Skip to main content

Sonoma Family Life Magazine

A Child with Autism Thrives During Lockdown

By Lynn Adams

As a clinical psychologist, I know that a routine is the first step to happiness for my child with autism, James. However, modern life, with its glorification of busy-ness and its infinite choices, resists routines. Most people enjoy the excitement of variety, of the unexpected. Even James. But when he switched to homeschooling midway through sixth grade, the shorter hours, consistent individualized expectations, and lower stimulation were the answer to his academic struggles. A year later, it became the answer for every kid in town, like it or not.

COVID-19 has brought more losses than I can enumerate. But for our family, sheltering-in-place has uncovered a kind of well-being we didn’t know was possible.

After six weeks, for the first time in his life, James started reminding me of key events: snack break at 10 a.m., lunch at noon, bike ride at 1:30 p.m. These were all high points of his day, so I wasn’t entirely surprised. That same week, though, it became clear that James had noticed how my routine had changed. He appeared in the kitchen at 1 p.m. on a Tuesday and said, “Okay, you can vacuum the front of the house now. I’ll take my break outside instead of on the Xbox.” This was a monumental breakthrough in terms of flexibility, impulse control, and fellow feeling.

To build our new routine, we needed three things: time, consistency, and clarity.

Time In an effort to go easier on myself, I allowed gobs of screen time at the beginning of lockdown. So much, in fact, that after a few weeks the kids got tired of TikTok and Fortnite.

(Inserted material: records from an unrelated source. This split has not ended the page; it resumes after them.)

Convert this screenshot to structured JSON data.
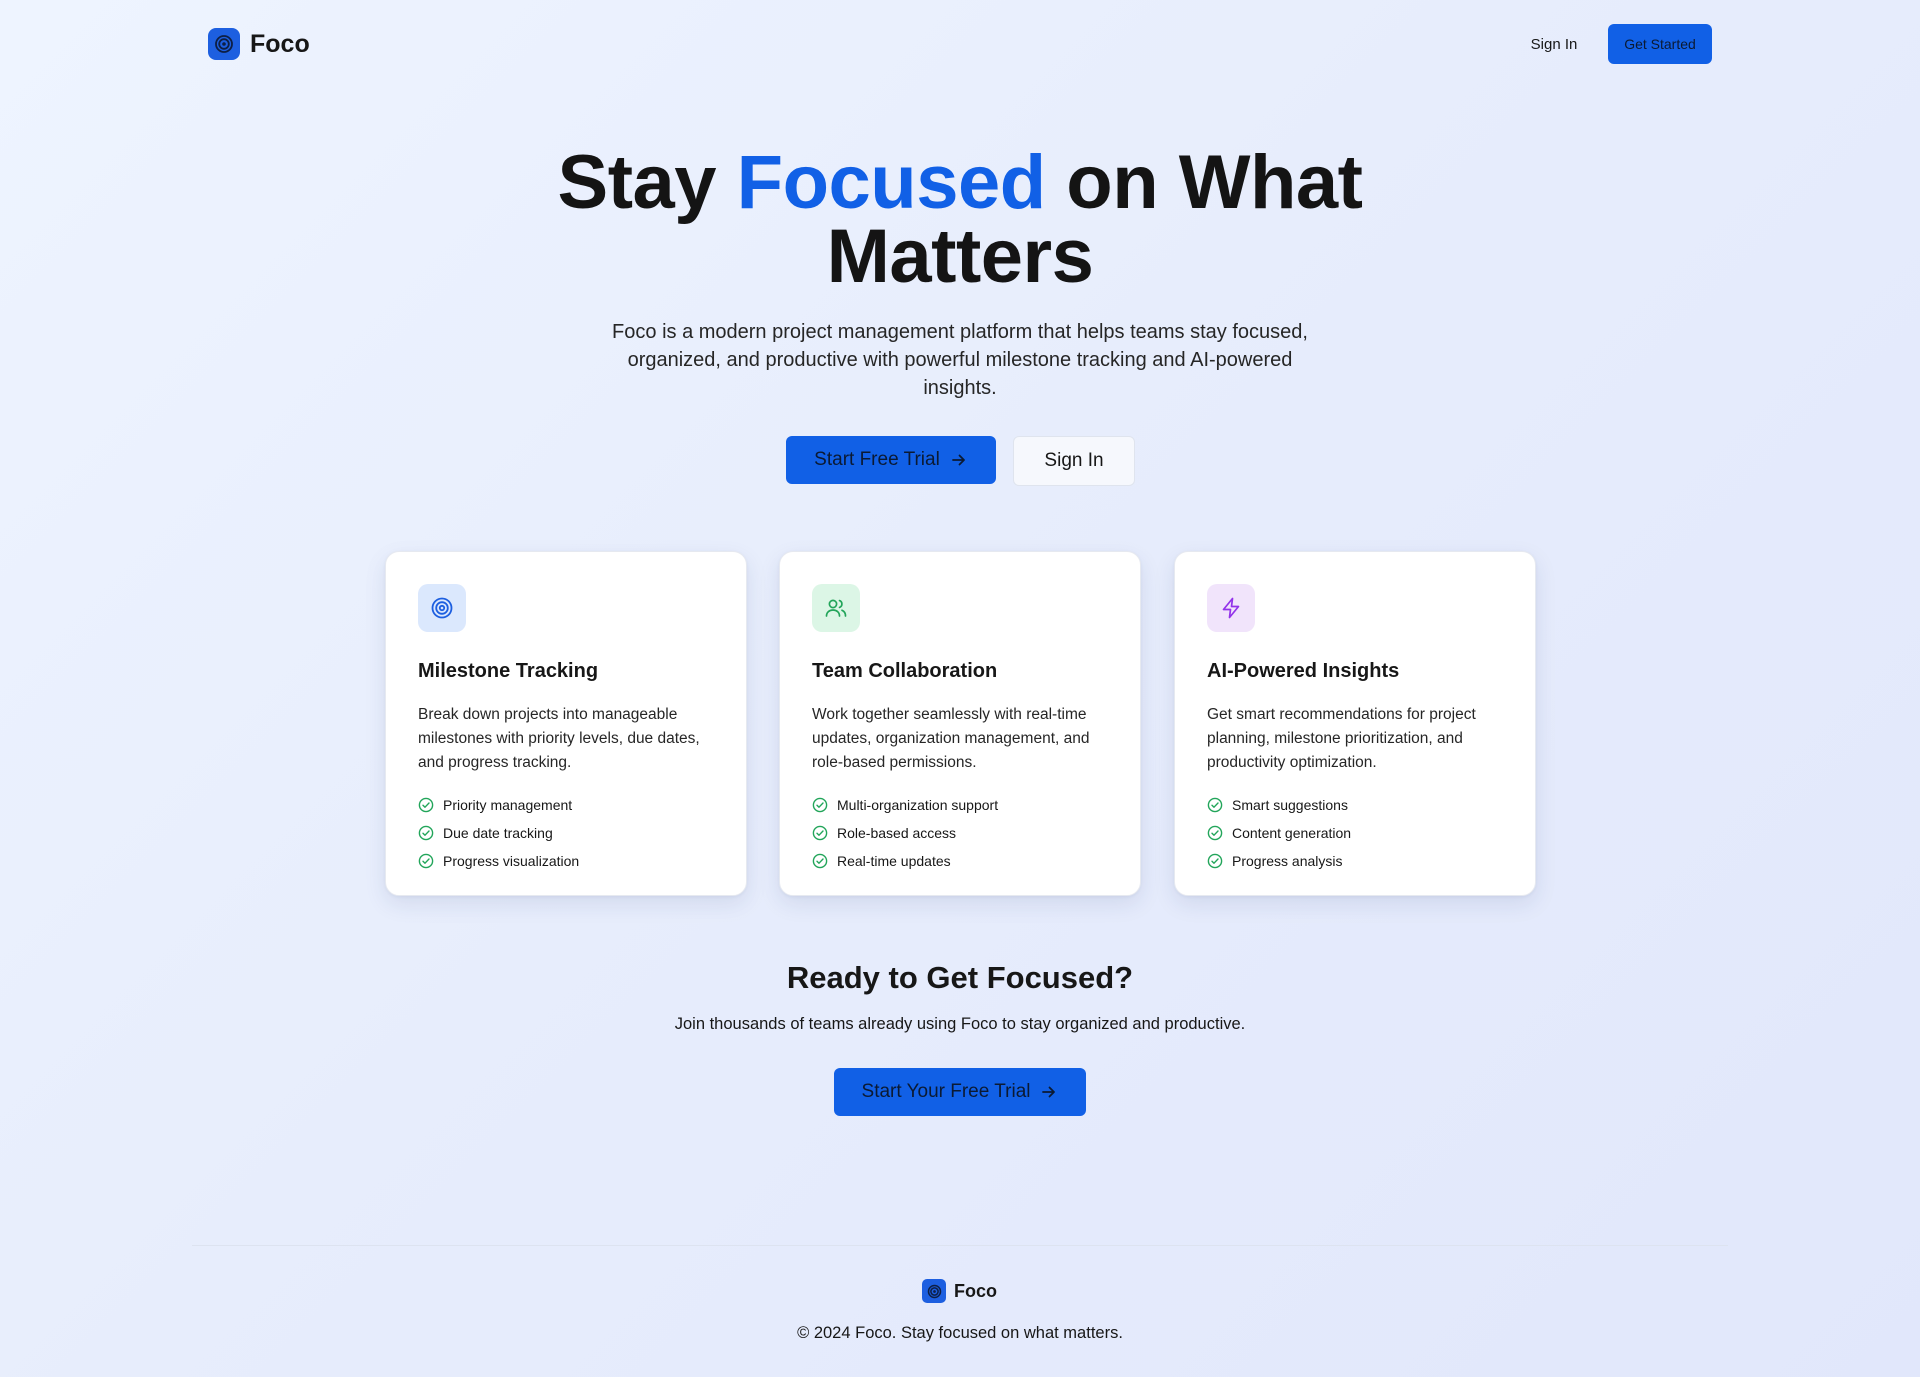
{
  "nav": {
    "brand": "Foco",
    "sign_in": "Sign In",
    "get_started": "Get Started"
  },
  "hero": {
    "title_part1": "Stay ",
    "title_accent": "Focused",
    "title_part2": " on What Matters",
    "subtitle": "Foco is a modern project management platform that helps teams stay focused, organized, and productive with powerful milestone tracking and AI-powered insights.",
    "primary_cta": "Start Free Trial",
    "secondary_cta": "Sign In"
  },
  "features": [
    {
      "icon": "target-icon",
      "title": "Milestone Tracking",
      "description": "Break down projects into manageable milestones with priority levels, due dates, and progress tracking.",
      "items": [
        "Priority management",
        "Due date tracking",
        "Progress visualization"
      ]
    },
    {
      "icon": "users-icon",
      "title": "Team Collaboration",
      "description": "Work together seamlessly with real-time updates, organization management, and role-based permissions.",
      "items": [
        "Multi-organization support",
        "Role-based access",
        "Real-time updates"
      ]
    },
    {
      "icon": "lightning-icon",
      "title": "AI-Powered Insights",
      "description": "Get smart recommendations for project planning, milestone prioritization, and productivity optimization.",
      "items": [
        "Smart suggestions",
        "Content generation",
        "Progress analysis"
      ]
    }
  ],
  "cta": {
    "title": "Ready to Get Focused?",
    "subtitle": "Join thousands of teams already using Foco to stay organized and productive.",
    "button": "Start Your Free Trial"
  },
  "footer": {
    "brand": "Foco",
    "copyright": "© 2024 Foco. Stay focused on what matters."
  },
  "colors": {
    "accent": "#1160e6",
    "check": "#22a55a",
    "milestone_bg": "#dbe8fd",
    "collab_bg": "#dcf6e6",
    "ai_bg": "#f1e4fb"
  }
}
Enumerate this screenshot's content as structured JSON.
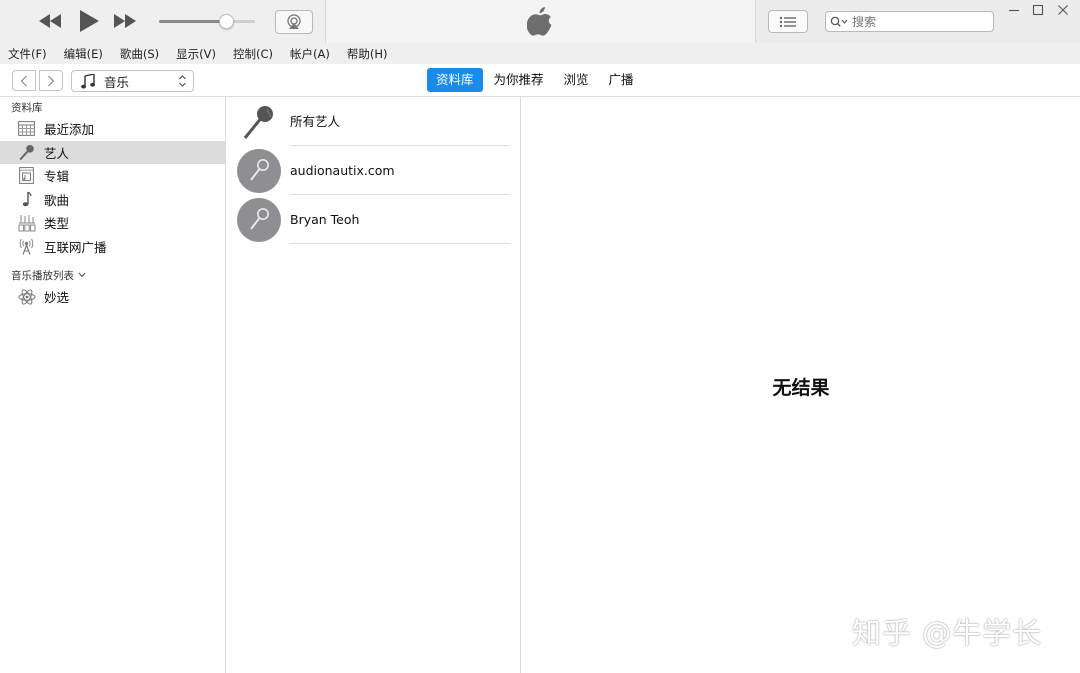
{
  "player": {
    "volume_level": 0.7,
    "search": {
      "placeholder": "搜索"
    }
  },
  "menu": {
    "items": [
      "文件(F)",
      "编辑(E)",
      "歌曲(S)",
      "显示(V)",
      "控制(C)",
      "帐户(A)",
      "帮助(H)"
    ]
  },
  "nav": {
    "media_kind": "音乐",
    "tabs": [
      {
        "label": "资料库",
        "active": true
      },
      {
        "label": "为你推荐",
        "active": false
      },
      {
        "label": "浏览",
        "active": false
      },
      {
        "label": "广播",
        "active": false
      }
    ]
  },
  "sidebar": {
    "library_title": "资料库",
    "library_items": [
      {
        "label": "最近添加",
        "icon": "calendar-grid-icon",
        "selected": false
      },
      {
        "label": "艺人",
        "icon": "microphone-icon",
        "selected": true
      },
      {
        "label": "专辑",
        "icon": "album-icon",
        "selected": false
      },
      {
        "label": "歌曲",
        "icon": "music-note-icon",
        "selected": false
      },
      {
        "label": "类型",
        "icon": "genre-icon",
        "selected": false
      },
      {
        "label": "互联网广播",
        "icon": "radio-antenna-icon",
        "selected": false
      }
    ],
    "playlists_title": "音乐播放列表",
    "playlist_items": [
      {
        "label": "妙选",
        "icon": "genius-atom-icon"
      }
    ]
  },
  "artists": {
    "items": [
      "所有艺人",
      "audionautix.com",
      "Bryan Teoh"
    ]
  },
  "detail": {
    "message": "无结果",
    "watermark": "知乎 @牛学长"
  },
  "colors": {
    "accent": "#1b8bea",
    "selected_row": "#dcdcdc",
    "avatar_gray": "#8e8e93"
  }
}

Create structure. Once the kids were satiated with screen time, we gave it its own spot in the routine: afternoon, following a productive morning and a big lunch. The rhythm of our days demanded “down time,” and we granted it.

Use time wisely. Without transitions and social time, online school allowed for condensed instruction. And this meant my husband and I had to make our reduced work time as productive as it could be.

Consistency Consistency and repetition cement a routine. For my family, routine changes take about a month to solidify. The Internet would have us print out a schedule, post it in the kitchen, and go about our fancy lives. But making real routines is more like making sausage. You start by respecting the day’s natural rhythms and the child’s individual abilities. It’s hard to get that right the first time.

Troubleshoot. Both James and my daughter, Margot, dutifully hung up their towels after I put it on their schedule. But after a week, they forgot. So I had to shadow them closer.

Be flexible. It took James a long time to fold his towel and place it on the towel bar. So I told him to hang it on the door hook instead. And if he didn’t, I’d go find him and have him watch me do it. Margot fully intended to hang up her towel, but forgot—unless she did it right after her shower. So immediately hanging up the towel after her shower became routine.

Substitute. Even in quarantine, weather, illness, and monotony mangle routines. So bike-riding time isn’t just for bike riding. It can also be for closet-door basketball, skateboarding, and sprinkler tag.

Clarity On the first day of school-at-home, I posted Maslow’s Hierarchy of Needs on our refrigerator. I wanted the family to see that only after basic needs are met can other activities take place.

It’s all important. When I was in college, I’d let tidiness slip if a paper was due. Or I’d skip parties to squeeze in extra work time. Home life isn’t like that. At home, it’s all important and it’s all part of the routine: exercise, meals, rest, FaceTime, porch cocktails. And kids need to see that.

Make it visible. Pre-quarantine, we had a housekeeper who came on Tuesdays while half of the family was out. Nowadays, the kids sheepishly lift their feet as I push the vacuum each Tuesday. Instead of waiting until screen time, I pay bills on the laptop while they do math. All the little invisible tasks of housekeeping have become visible. That’s good for people who need things to be concrete.

Our life has been reduced to a more manageable enterprise. I hope I can maintain the well-being COVID-19 has unexpectedly brought after the lockdown lifts and the excitement comes back.

Find Lynn Adams’ writing at